Once again, America is in the throes of a furious debate about its relationship with guns. Yet another deadly school shooting – this time at Marjory Stoneman Douglas High School in Parkland, Florida, where an ex-student murdered 17 people – has left a lot of Americans again asking, almost rhetorically: how many more times will this happen before the country gets tough on guns?

As the surviving high schoolers of the latest massacre do the rounds in the media, arguing for politicians to stop taking the gun lobby’s cash and get tougher on weapons so children can be safe in their own classrooms, President Donald Trump is repeating the National Rifle Association’s absurd go-to solution for school shootings: arm teachers.

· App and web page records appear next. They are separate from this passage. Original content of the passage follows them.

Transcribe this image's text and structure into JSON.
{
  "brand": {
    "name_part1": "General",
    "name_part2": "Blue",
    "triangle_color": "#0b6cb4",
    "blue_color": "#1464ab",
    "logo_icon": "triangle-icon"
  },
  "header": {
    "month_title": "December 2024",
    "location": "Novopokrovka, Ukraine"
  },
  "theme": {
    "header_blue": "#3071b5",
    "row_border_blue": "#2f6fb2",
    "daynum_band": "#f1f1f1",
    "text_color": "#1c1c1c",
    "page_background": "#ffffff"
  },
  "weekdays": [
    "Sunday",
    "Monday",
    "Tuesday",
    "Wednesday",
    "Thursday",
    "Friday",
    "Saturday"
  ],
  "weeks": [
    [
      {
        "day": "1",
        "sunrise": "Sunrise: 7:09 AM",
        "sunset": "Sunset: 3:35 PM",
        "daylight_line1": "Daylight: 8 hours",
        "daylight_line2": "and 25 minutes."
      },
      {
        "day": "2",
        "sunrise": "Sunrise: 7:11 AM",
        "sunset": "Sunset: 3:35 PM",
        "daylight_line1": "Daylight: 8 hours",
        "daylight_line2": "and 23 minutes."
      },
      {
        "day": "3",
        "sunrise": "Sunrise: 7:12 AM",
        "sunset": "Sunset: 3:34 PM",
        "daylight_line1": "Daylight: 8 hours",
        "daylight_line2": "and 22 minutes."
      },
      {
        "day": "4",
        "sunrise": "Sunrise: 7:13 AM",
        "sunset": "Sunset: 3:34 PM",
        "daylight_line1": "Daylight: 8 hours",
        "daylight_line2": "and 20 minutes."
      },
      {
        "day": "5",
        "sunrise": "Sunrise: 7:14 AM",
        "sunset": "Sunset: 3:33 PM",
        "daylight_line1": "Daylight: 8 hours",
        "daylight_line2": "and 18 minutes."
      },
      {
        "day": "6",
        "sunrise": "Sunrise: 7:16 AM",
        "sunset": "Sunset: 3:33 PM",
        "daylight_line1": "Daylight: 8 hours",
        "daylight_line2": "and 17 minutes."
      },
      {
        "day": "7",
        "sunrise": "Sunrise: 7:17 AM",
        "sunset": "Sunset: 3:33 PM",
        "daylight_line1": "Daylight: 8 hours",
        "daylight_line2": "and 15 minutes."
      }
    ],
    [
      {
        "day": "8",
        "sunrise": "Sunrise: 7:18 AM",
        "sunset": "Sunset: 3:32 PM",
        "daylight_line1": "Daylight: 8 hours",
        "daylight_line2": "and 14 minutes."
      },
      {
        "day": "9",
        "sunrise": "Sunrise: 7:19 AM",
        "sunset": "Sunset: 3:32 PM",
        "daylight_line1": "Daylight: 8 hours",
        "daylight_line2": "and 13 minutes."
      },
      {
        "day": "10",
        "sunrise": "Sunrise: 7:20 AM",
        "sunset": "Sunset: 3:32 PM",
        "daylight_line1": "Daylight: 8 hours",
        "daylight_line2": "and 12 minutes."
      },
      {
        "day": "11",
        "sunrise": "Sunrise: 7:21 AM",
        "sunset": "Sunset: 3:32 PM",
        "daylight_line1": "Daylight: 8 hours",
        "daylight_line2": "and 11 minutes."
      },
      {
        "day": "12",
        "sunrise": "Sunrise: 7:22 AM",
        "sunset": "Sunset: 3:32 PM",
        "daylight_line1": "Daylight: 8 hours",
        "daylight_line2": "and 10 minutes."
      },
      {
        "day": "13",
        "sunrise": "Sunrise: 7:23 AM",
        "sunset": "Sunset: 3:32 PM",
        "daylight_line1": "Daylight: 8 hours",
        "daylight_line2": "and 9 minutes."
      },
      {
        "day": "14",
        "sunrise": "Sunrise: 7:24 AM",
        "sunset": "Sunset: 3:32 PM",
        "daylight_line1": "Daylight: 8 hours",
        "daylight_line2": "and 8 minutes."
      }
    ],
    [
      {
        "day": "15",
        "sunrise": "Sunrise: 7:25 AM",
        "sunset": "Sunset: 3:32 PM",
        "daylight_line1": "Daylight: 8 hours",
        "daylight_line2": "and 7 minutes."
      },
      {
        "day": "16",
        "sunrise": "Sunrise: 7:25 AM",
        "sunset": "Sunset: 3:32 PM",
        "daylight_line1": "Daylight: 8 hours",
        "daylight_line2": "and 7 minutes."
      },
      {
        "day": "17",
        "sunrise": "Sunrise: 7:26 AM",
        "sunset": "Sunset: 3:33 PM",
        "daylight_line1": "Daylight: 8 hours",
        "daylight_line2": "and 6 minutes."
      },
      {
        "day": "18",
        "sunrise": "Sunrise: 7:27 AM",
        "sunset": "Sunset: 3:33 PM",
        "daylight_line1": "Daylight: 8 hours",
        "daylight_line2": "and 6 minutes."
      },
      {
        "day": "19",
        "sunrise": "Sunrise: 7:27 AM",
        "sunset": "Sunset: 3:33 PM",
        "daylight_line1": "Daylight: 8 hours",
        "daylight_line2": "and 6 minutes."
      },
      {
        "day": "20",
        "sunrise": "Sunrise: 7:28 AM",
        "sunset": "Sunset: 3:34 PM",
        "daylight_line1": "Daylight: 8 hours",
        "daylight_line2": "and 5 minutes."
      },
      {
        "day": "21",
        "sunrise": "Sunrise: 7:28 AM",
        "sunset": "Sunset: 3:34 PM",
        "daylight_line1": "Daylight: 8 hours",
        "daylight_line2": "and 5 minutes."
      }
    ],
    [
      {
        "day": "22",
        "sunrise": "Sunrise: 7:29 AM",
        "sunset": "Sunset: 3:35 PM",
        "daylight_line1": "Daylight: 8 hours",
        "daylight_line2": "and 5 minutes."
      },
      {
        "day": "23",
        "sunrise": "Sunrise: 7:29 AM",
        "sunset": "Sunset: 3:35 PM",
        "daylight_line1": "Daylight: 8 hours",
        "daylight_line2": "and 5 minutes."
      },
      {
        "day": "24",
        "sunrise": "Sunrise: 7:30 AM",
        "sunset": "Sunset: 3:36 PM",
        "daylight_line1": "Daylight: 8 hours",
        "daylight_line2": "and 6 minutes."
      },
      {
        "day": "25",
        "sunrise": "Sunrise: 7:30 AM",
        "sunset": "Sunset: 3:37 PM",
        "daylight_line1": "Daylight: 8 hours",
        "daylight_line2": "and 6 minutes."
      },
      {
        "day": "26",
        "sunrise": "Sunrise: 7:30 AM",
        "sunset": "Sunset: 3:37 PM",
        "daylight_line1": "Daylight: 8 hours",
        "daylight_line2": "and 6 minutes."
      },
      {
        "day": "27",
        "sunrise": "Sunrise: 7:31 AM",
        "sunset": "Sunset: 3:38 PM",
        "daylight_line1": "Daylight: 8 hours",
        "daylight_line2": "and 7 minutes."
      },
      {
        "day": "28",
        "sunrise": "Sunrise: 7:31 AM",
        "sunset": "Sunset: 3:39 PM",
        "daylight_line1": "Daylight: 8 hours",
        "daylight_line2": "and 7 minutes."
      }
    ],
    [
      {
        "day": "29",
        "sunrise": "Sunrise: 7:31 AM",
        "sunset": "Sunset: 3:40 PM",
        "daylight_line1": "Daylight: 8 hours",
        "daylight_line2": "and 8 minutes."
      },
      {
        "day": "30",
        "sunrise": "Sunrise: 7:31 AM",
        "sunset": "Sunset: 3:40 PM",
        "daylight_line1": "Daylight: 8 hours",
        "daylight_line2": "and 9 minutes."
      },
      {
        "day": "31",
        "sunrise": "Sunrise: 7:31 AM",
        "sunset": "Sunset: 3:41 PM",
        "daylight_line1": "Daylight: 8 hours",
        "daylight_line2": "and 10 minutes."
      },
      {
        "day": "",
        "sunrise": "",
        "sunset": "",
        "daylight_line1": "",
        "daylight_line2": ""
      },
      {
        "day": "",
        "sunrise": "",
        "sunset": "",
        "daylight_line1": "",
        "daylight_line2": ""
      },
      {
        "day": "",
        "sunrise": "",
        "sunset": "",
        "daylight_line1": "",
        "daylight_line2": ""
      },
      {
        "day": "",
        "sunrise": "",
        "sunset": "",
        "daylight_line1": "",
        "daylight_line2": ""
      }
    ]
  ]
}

But one of the best contributions to the gun debate in America, perhaps fittingly, came from a horror writer.

The novelist Stephen King wrote an essay called Guns back in 2013 after the Sandy Hook school shooting, in which 20-year-old Adam Lanza shot and killed 26 people, most of them children under the age of eight. He donates profits from its sale to the Brady Campaign to Prevent Gun Violence.

In his thoughtful essay, King reflects on one of his own books about a school shooting called Rage, the main character in which – a mentally disturbed teenager – shoots and kills a teacher. When a student in the real world quoted from the book as he killed his teacher, and following a number of other school shootings where connections to Rage were made, King pulled it from the shelves.

King also grapples with the who, why and how of mass shootings. But it’s his conclusions on what to do about the gun issue in America that are most striking.

In the section titled, tellingly, “No Solutions, Reasonable Measures”, King argues for what amount to a range of pragmatic damage-limitation policies short of an outright ban on guns, such as restricting how much ammunition people can buy, and banning assault rifles – because who really needs an assault rifle unless you’re military or police?

“I read a jaw-dropping online defence of these weapons from a California woman recently,” King writes. “Guns, she said, are just tools. Like spoons, she said. Would you outlaw spoons simply because some people use them to eat too much? Lady, let’s see you try to kill twenty schoolkids with a fucking spoon.”

If you feel passionate about the gun debate, or are simply interested in it, you can buy Guns by Stephen King on Amazon. It’s well worth your time.